Owning music rights has historically been a privilege of record labels, private equity funds, hedge funds, and highly connected people with wealth. Now, for the first time, anyone can own music and earn royalties.
Royal lets fans participate in music ownership while giving artists a way to power their careers and keep creative control. This idea appealed to Daniel Love, an ex-producer living in Los Angeles. He created an account as soon as he heard about Royal’s mission and bought his first token this spring.
Today, he holds 24 Royal tokens. Two of these are one-of-one diamond tokens for Jacob Lee’s “Break My Heart Again” and Cartoon’s “No Halo (feat. Asena)”. And for Daniel, it’s not only about the royalties his music collection generates—it’s also about supporting artists and partnering with them in new ways.
Creating a world where artists and fans co-own music together immediately resonated with Daniel, and he decided to get involved. “Royal is helping music go back to the way it’s supposed to be,” Love said.
“As one of Royal’s first users, I’m helping pioneer change in the music industry.”
When you buy music through Royal, you become a rightsholder of the track or album and earn royalties as the music streams. Platforms like Spotify, Apple Music, and Tidal pay out royalties on a quarterly or biannual basis, and you can claim the royalties straight from your Royal dashboard.
“When I saw the possibility of how this model could disrupt the industry, I decided to put my money where my mouth is,” Love said.
Check out his collection below.
By partnering with 13 artists through Royal, Love has unlocked access to multiple artist communities and token extras. These extras are handpicked by the artists—they can be anything from merch to private listening parties, meet & greets, and more.
So far, Daniel has attended a Royce da 5’9” listening event and received signed merch from Big Boi. He’s also scheduled his virtual studio session with Cartoon, an exclusive extra attached to his diamond token, for January 2023.
Royce da 5'9" hosts a virtual listening party for platinum and diamond token holders.
“Jacob Lee reached out to me on Instagram, which was really cool,” Love said. “I have the most laughs in Vérité’s Discord. It’s cool to see how down to earth she is and how she reaches out to the community for merch ideas and shows.”
This proximity to artists on Royal has shifted Love’s perspective on what it means to invest in music.
“If I’m really happy with the relationship I have with the artist, I’m going to keep supporting them by going to shows and buying their merch, because I want them to make it,” Love explained. “We’re partners now.”
Love also noted that, while he gets offers to sell his tokens often, it’s hard to part with them once he engages with the artist directly.
“I’m going to a Vérité show, a Jacob Lee show, and a Tritonal show… 3 artists I hadn’t even heard of before Royal,” Love said. “I’m a collector who became a fan.”
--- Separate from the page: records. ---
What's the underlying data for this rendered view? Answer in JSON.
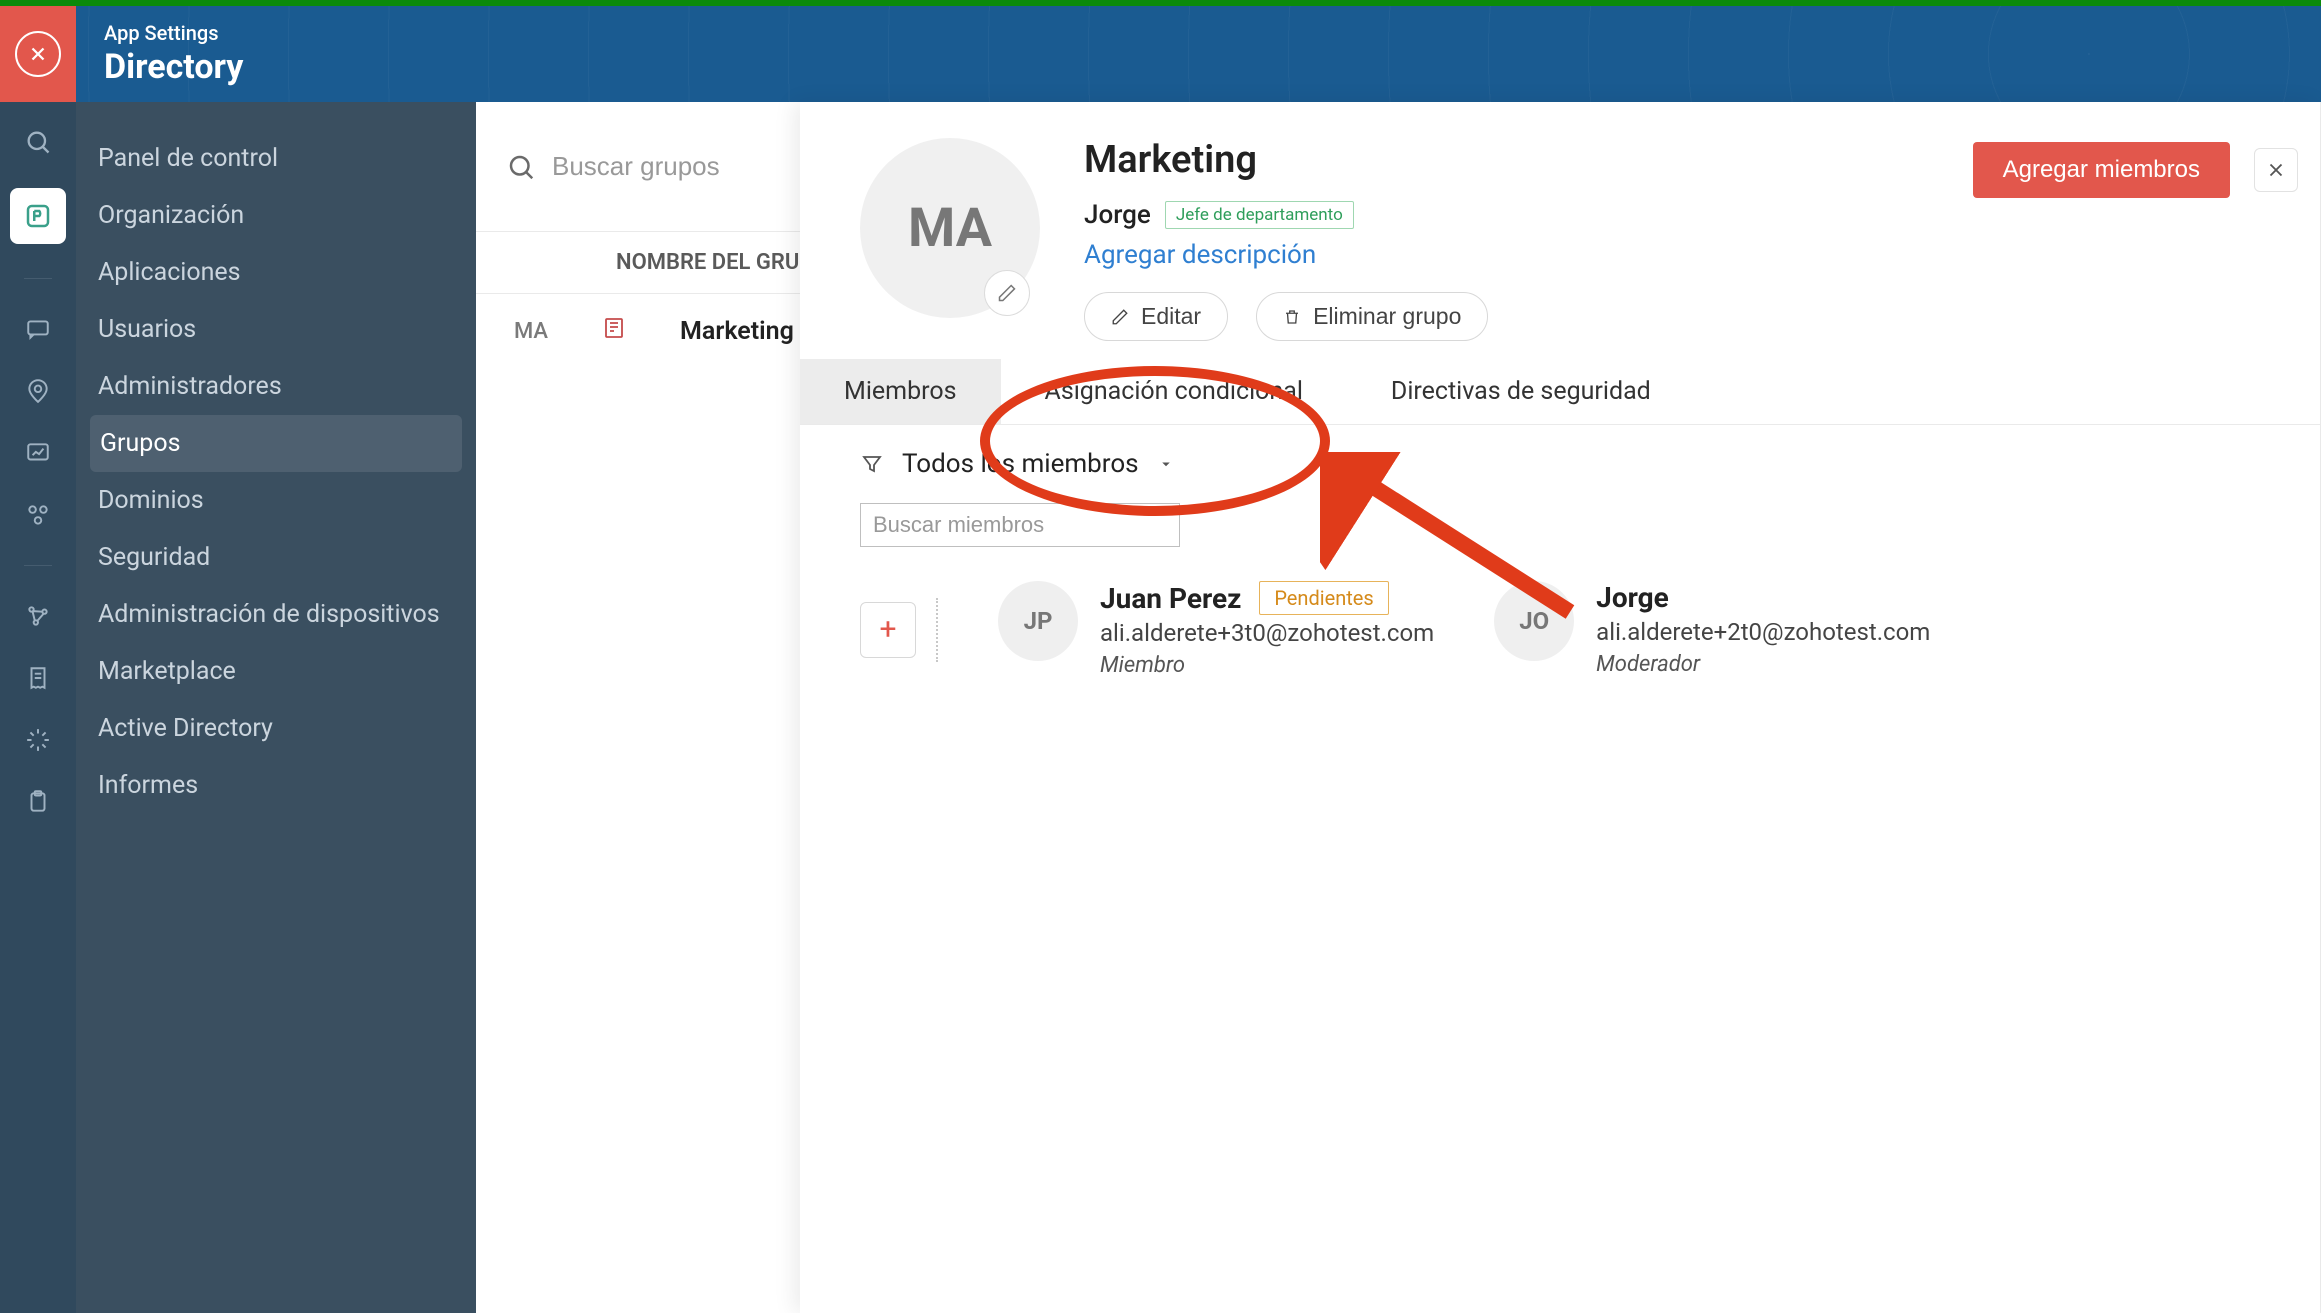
{
  "header": {
    "sup": "App Settings",
    "main": "Directory"
  },
  "sidebar": {
    "items": [
      {
        "label": "Panel de control"
      },
      {
        "label": "Organización"
      },
      {
        "label": "Aplicaciones"
      },
      {
        "label": "Usuarios"
      },
      {
        "label": "Administradores"
      },
      {
        "label": "Grupos"
      },
      {
        "label": "Dominios"
      },
      {
        "label": "Seguridad"
      },
      {
        "label": "Administración de dispositivos"
      },
      {
        "label": "Marketplace"
      },
      {
        "label": "Active Directory"
      },
      {
        "label": "Informes"
      }
    ],
    "active_index": 5
  },
  "content": {
    "search_placeholder": "Buscar grupos",
    "column_header": "NOMBRE DEL GRUPO",
    "row": {
      "abbr": "MA",
      "name": "Marketing"
    }
  },
  "detail": {
    "avatar_initials": "MA",
    "title": "Marketing",
    "owner": "Jorge",
    "owner_badge": "Jefe de departamento",
    "add_description": "Agregar descripción",
    "edit": "Editar",
    "delete": "Eliminar grupo",
    "add_members_btn": "Agregar miembros",
    "tabs": [
      "Miembros",
      "Asignación condicional",
      "Directivas de seguridad"
    ],
    "active_tab": 0,
    "filter_label": "Todos los miembros",
    "member_search_placeholder": "Buscar miembros",
    "members": [
      {
        "initials": "JP",
        "name": "Juan Perez",
        "email": "ali.alderete+3t0@zohotest.com",
        "role": "Miembro",
        "pending": "Pendientes"
      },
      {
        "initials": "JO",
        "name": "Jorge",
        "email": "ali.alderete+2t0@zohotest.com",
        "role": "Moderador",
        "pending": null
      }
    ]
  },
  "colors": {
    "accent_red": "#e2574c",
    "header_blue": "#1a5b91",
    "sidebar_bg": "#3a4f60",
    "rail_bg": "#30495d",
    "annotation": "#e03b1a"
  }
}
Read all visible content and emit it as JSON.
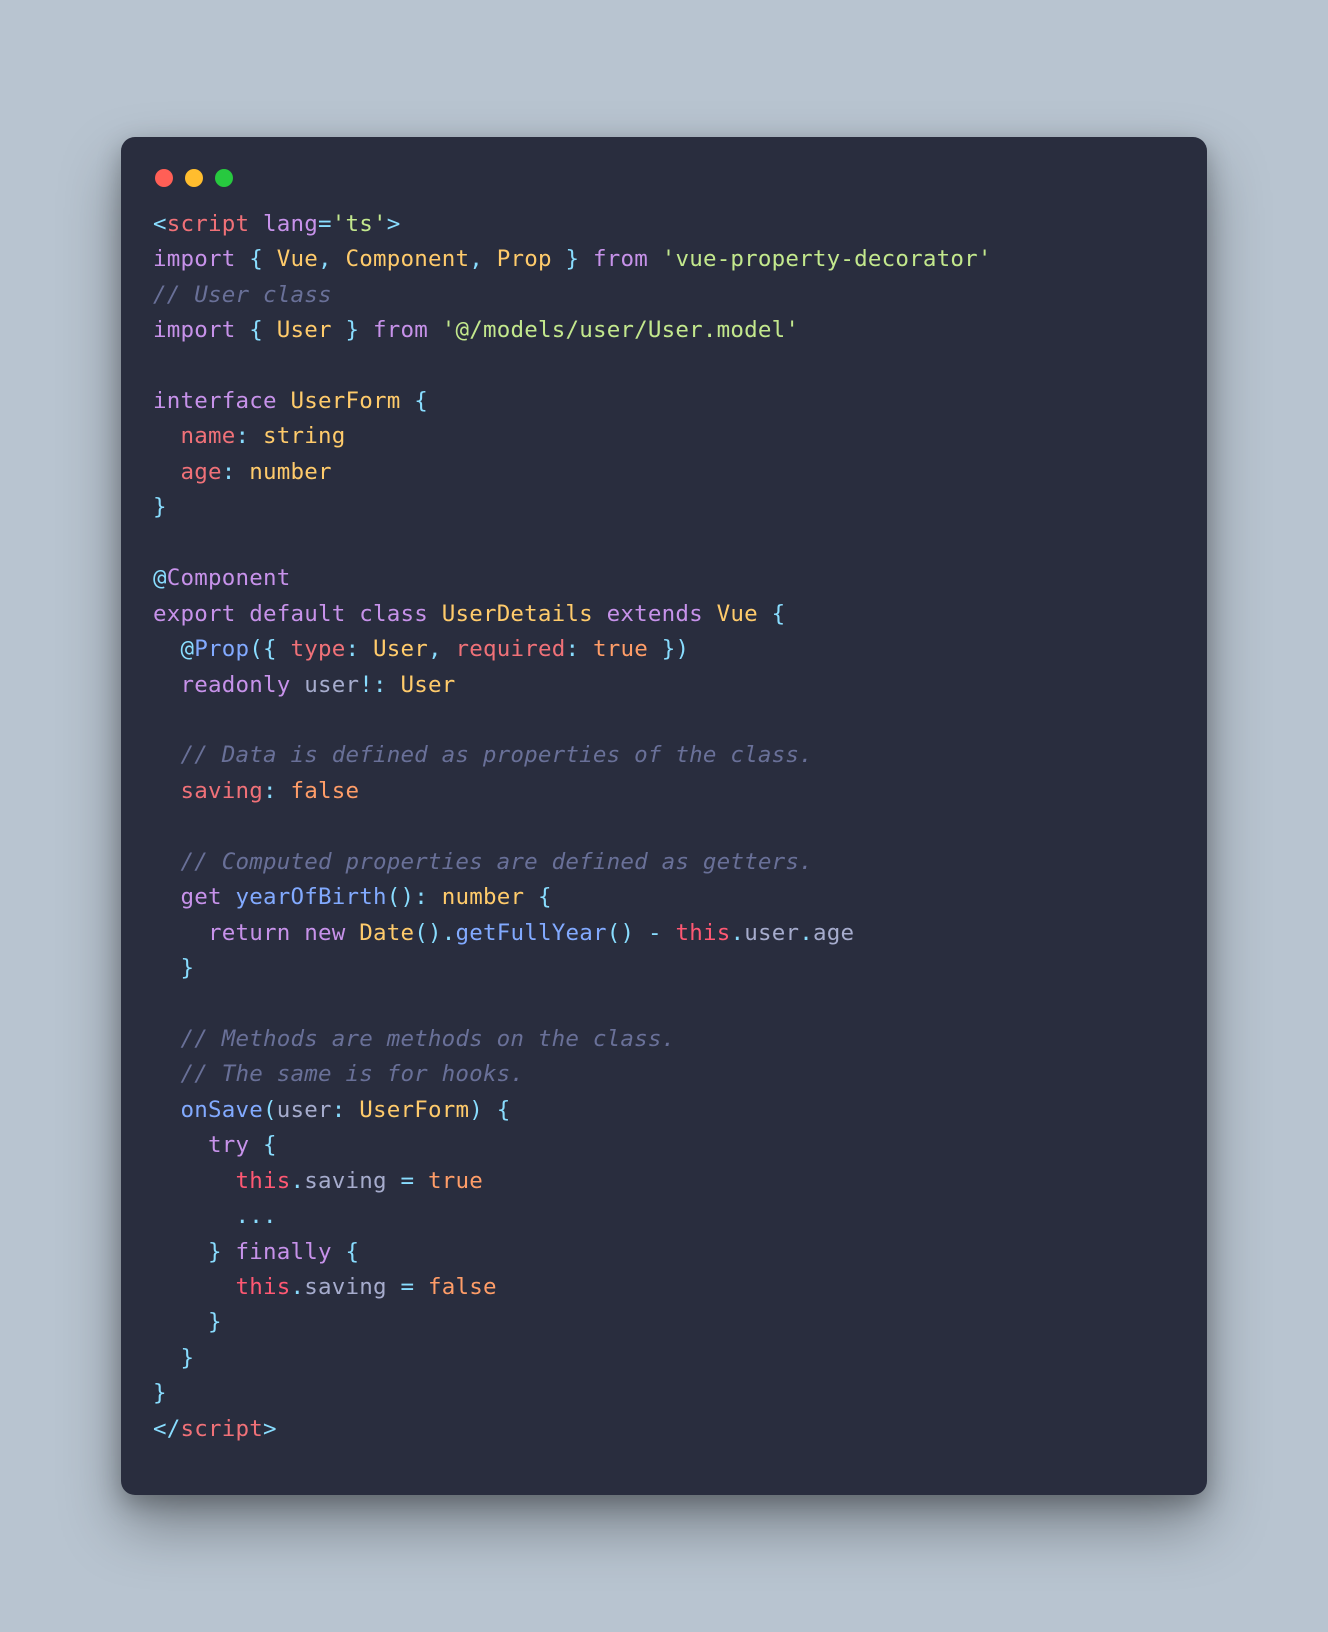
{
  "code_lines": [
    [
      {
        "t": "<",
        "c": "pun"
      },
      {
        "t": "script",
        "c": "tag"
      },
      {
        "t": " ",
        "c": "txt"
      },
      {
        "t": "lang",
        "c": "attr"
      },
      {
        "t": "=",
        "c": "pun"
      },
      {
        "t": "'ts'",
        "c": "str"
      },
      {
        "t": ">",
        "c": "pun"
      }
    ],
    [
      {
        "t": "import",
        "c": "kw"
      },
      {
        "t": " ",
        "c": "txt"
      },
      {
        "t": "{",
        "c": "pun"
      },
      {
        "t": " ",
        "c": "txt"
      },
      {
        "t": "Vue",
        "c": "type"
      },
      {
        "t": ",",
        "c": "pun"
      },
      {
        "t": " ",
        "c": "txt"
      },
      {
        "t": "Component",
        "c": "type"
      },
      {
        "t": ",",
        "c": "pun"
      },
      {
        "t": " ",
        "c": "txt"
      },
      {
        "t": "Prop",
        "c": "type"
      },
      {
        "t": " ",
        "c": "txt"
      },
      {
        "t": "}",
        "c": "pun"
      },
      {
        "t": " ",
        "c": "txt"
      },
      {
        "t": "from",
        "c": "kw"
      },
      {
        "t": " ",
        "c": "txt"
      },
      {
        "t": "'vue-property-decorator'",
        "c": "str"
      }
    ],
    [
      {
        "t": "// User class",
        "c": "comment"
      }
    ],
    [
      {
        "t": "import",
        "c": "kw"
      },
      {
        "t": " ",
        "c": "txt"
      },
      {
        "t": "{",
        "c": "pun"
      },
      {
        "t": " ",
        "c": "txt"
      },
      {
        "t": "User",
        "c": "type"
      },
      {
        "t": " ",
        "c": "txt"
      },
      {
        "t": "}",
        "c": "pun"
      },
      {
        "t": " ",
        "c": "txt"
      },
      {
        "t": "from",
        "c": "kw"
      },
      {
        "t": " ",
        "c": "txt"
      },
      {
        "t": "'@/models/user/User.model'",
        "c": "str"
      }
    ],
    [],
    [
      {
        "t": "interface",
        "c": "kw"
      },
      {
        "t": " ",
        "c": "txt"
      },
      {
        "t": "UserForm",
        "c": "type"
      },
      {
        "t": " ",
        "c": "txt"
      },
      {
        "t": "{",
        "c": "pun"
      }
    ],
    [
      {
        "t": "  ",
        "c": "txt"
      },
      {
        "t": "name",
        "c": "tag"
      },
      {
        "t": ":",
        "c": "pun"
      },
      {
        "t": " ",
        "c": "txt"
      },
      {
        "t": "string",
        "c": "type"
      }
    ],
    [
      {
        "t": "  ",
        "c": "txt"
      },
      {
        "t": "age",
        "c": "tag"
      },
      {
        "t": ":",
        "c": "pun"
      },
      {
        "t": " ",
        "c": "txt"
      },
      {
        "t": "number",
        "c": "type"
      }
    ],
    [
      {
        "t": "}",
        "c": "pun"
      }
    ],
    [],
    [
      {
        "t": "@",
        "c": "meta"
      },
      {
        "t": "Component",
        "c": "deco"
      }
    ],
    [
      {
        "t": "export",
        "c": "kw"
      },
      {
        "t": " ",
        "c": "txt"
      },
      {
        "t": "default",
        "c": "kw"
      },
      {
        "t": " ",
        "c": "txt"
      },
      {
        "t": "class",
        "c": "kw"
      },
      {
        "t": " ",
        "c": "txt"
      },
      {
        "t": "UserDetails",
        "c": "type"
      },
      {
        "t": " ",
        "c": "txt"
      },
      {
        "t": "extends",
        "c": "kw"
      },
      {
        "t": " ",
        "c": "txt"
      },
      {
        "t": "Vue",
        "c": "type"
      },
      {
        "t": " ",
        "c": "txt"
      },
      {
        "t": "{",
        "c": "pun"
      }
    ],
    [
      {
        "t": "  ",
        "c": "txt"
      },
      {
        "t": "@",
        "c": "meta"
      },
      {
        "t": "Prop",
        "c": "fn"
      },
      {
        "t": "(",
        "c": "pun"
      },
      {
        "t": "{",
        "c": "pun"
      },
      {
        "t": " ",
        "c": "txt"
      },
      {
        "t": "type",
        "c": "tag"
      },
      {
        "t": ":",
        "c": "pun"
      },
      {
        "t": " ",
        "c": "txt"
      },
      {
        "t": "User",
        "c": "type"
      },
      {
        "t": ",",
        "c": "pun"
      },
      {
        "t": " ",
        "c": "txt"
      },
      {
        "t": "required",
        "c": "tag"
      },
      {
        "t": ":",
        "c": "pun"
      },
      {
        "t": " ",
        "c": "txt"
      },
      {
        "t": "true",
        "c": "bool"
      },
      {
        "t": " ",
        "c": "txt"
      },
      {
        "t": "}",
        "c": "pun"
      },
      {
        "t": ")",
        "c": "pun"
      }
    ],
    [
      {
        "t": "  ",
        "c": "txt"
      },
      {
        "t": "readonly",
        "c": "kw"
      },
      {
        "t": " ",
        "c": "txt"
      },
      {
        "t": "user",
        "c": "txt"
      },
      {
        "t": "!",
        "c": "pun"
      },
      {
        "t": ":",
        "c": "pun"
      },
      {
        "t": " ",
        "c": "txt"
      },
      {
        "t": "User",
        "c": "type"
      }
    ],
    [],
    [
      {
        "t": "  ",
        "c": "txt"
      },
      {
        "t": "// Data is defined as properties of the class.",
        "c": "comment"
      }
    ],
    [
      {
        "t": "  ",
        "c": "txt"
      },
      {
        "t": "saving",
        "c": "tag"
      },
      {
        "t": ":",
        "c": "pun"
      },
      {
        "t": " ",
        "c": "txt"
      },
      {
        "t": "false",
        "c": "bool"
      }
    ],
    [],
    [
      {
        "t": "  ",
        "c": "txt"
      },
      {
        "t": "// Computed properties are defined as getters.",
        "c": "comment"
      }
    ],
    [
      {
        "t": "  ",
        "c": "txt"
      },
      {
        "t": "get",
        "c": "kw"
      },
      {
        "t": " ",
        "c": "txt"
      },
      {
        "t": "yearOfBirth",
        "c": "fn"
      },
      {
        "t": "(",
        "c": "pun"
      },
      {
        "t": ")",
        "c": "pun"
      },
      {
        "t": ":",
        "c": "pun"
      },
      {
        "t": " ",
        "c": "txt"
      },
      {
        "t": "number",
        "c": "type"
      },
      {
        "t": " ",
        "c": "txt"
      },
      {
        "t": "{",
        "c": "pun"
      }
    ],
    [
      {
        "t": "    ",
        "c": "txt"
      },
      {
        "t": "return",
        "c": "kw"
      },
      {
        "t": " ",
        "c": "txt"
      },
      {
        "t": "new",
        "c": "kw"
      },
      {
        "t": " ",
        "c": "txt"
      },
      {
        "t": "Date",
        "c": "type"
      },
      {
        "t": "(",
        "c": "pun"
      },
      {
        "t": ")",
        "c": "pun"
      },
      {
        "t": ".",
        "c": "pun"
      },
      {
        "t": "getFullYear",
        "c": "fn"
      },
      {
        "t": "(",
        "c": "pun"
      },
      {
        "t": ")",
        "c": "pun"
      },
      {
        "t": " ",
        "c": "txt"
      },
      {
        "t": "-",
        "c": "pun"
      },
      {
        "t": " ",
        "c": "txt"
      },
      {
        "t": "this",
        "c": "this"
      },
      {
        "t": ".",
        "c": "pun"
      },
      {
        "t": "user",
        "c": "txt"
      },
      {
        "t": ".",
        "c": "pun"
      },
      {
        "t": "age",
        "c": "txt"
      }
    ],
    [
      {
        "t": "  ",
        "c": "txt"
      },
      {
        "t": "}",
        "c": "pun"
      }
    ],
    [],
    [
      {
        "t": "  ",
        "c": "txt"
      },
      {
        "t": "// Methods are methods on the class.",
        "c": "comment"
      }
    ],
    [
      {
        "t": "  ",
        "c": "txt"
      },
      {
        "t": "// The same is for hooks.",
        "c": "comment"
      }
    ],
    [
      {
        "t": "  ",
        "c": "txt"
      },
      {
        "t": "onSave",
        "c": "fn"
      },
      {
        "t": "(",
        "c": "pun"
      },
      {
        "t": "user",
        "c": "txt"
      },
      {
        "t": ":",
        "c": "pun"
      },
      {
        "t": " ",
        "c": "txt"
      },
      {
        "t": "UserForm",
        "c": "type"
      },
      {
        "t": ")",
        "c": "pun"
      },
      {
        "t": " ",
        "c": "txt"
      },
      {
        "t": "{",
        "c": "pun"
      }
    ],
    [
      {
        "t": "    ",
        "c": "txt"
      },
      {
        "t": "try",
        "c": "kw"
      },
      {
        "t": " ",
        "c": "txt"
      },
      {
        "t": "{",
        "c": "pun"
      }
    ],
    [
      {
        "t": "      ",
        "c": "txt"
      },
      {
        "t": "this",
        "c": "this"
      },
      {
        "t": ".",
        "c": "pun"
      },
      {
        "t": "saving",
        "c": "txt"
      },
      {
        "t": " ",
        "c": "txt"
      },
      {
        "t": "=",
        "c": "pun"
      },
      {
        "t": " ",
        "c": "txt"
      },
      {
        "t": "true",
        "c": "bool"
      }
    ],
    [
      {
        "t": "      ",
        "c": "txt"
      },
      {
        "t": "...",
        "c": "pun"
      }
    ],
    [
      {
        "t": "    ",
        "c": "txt"
      },
      {
        "t": "}",
        "c": "pun"
      },
      {
        "t": " ",
        "c": "txt"
      },
      {
        "t": "finally",
        "c": "kw"
      },
      {
        "t": " ",
        "c": "txt"
      },
      {
        "t": "{",
        "c": "pun"
      }
    ],
    [
      {
        "t": "      ",
        "c": "txt"
      },
      {
        "t": "this",
        "c": "this"
      },
      {
        "t": ".",
        "c": "pun"
      },
      {
        "t": "saving",
        "c": "txt"
      },
      {
        "t": " ",
        "c": "txt"
      },
      {
        "t": "=",
        "c": "pun"
      },
      {
        "t": " ",
        "c": "txt"
      },
      {
        "t": "false",
        "c": "bool"
      }
    ],
    [
      {
        "t": "    ",
        "c": "txt"
      },
      {
        "t": "}",
        "c": "pun"
      }
    ],
    [
      {
        "t": "  ",
        "c": "txt"
      },
      {
        "t": "}",
        "c": "pun"
      }
    ],
    [
      {
        "t": "}",
        "c": "pun"
      }
    ],
    [
      {
        "t": "</",
        "c": "pun"
      },
      {
        "t": "script",
        "c": "tag"
      },
      {
        "t": ">",
        "c": "pun"
      }
    ]
  ]
}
Today, artists only receive a small portion of the revenue generated by the music industry. Royal is working to change that through the power of collective ownership, and it’s one of Love’s favorite parts of Royal’s platform.
“I used to own a production company,” Love said. “You learn very quickly how hard it is for small artists to make it in the music industry without having to give up ownership to a record label at some point.”
By allowing artists to sell a portion of their streaming royalty rights to fans but maintain full control over their copyrights and performance rights, Royal creates a win-win scenario. Artists collect 10+ years of streaming revenue upfront, and fans get royalty payouts that can grow with a song’s popularity.
“I know for smaller artists that are trying to blow up, having liquidity right then and there is huge,” Love said. “And then I’ll be able to say, hey, I believed in you, and here’s why I bought your tokens.”
“The music industry is something in dire need of change. I love that Royal is creating a safe space for artists and fans.” 💎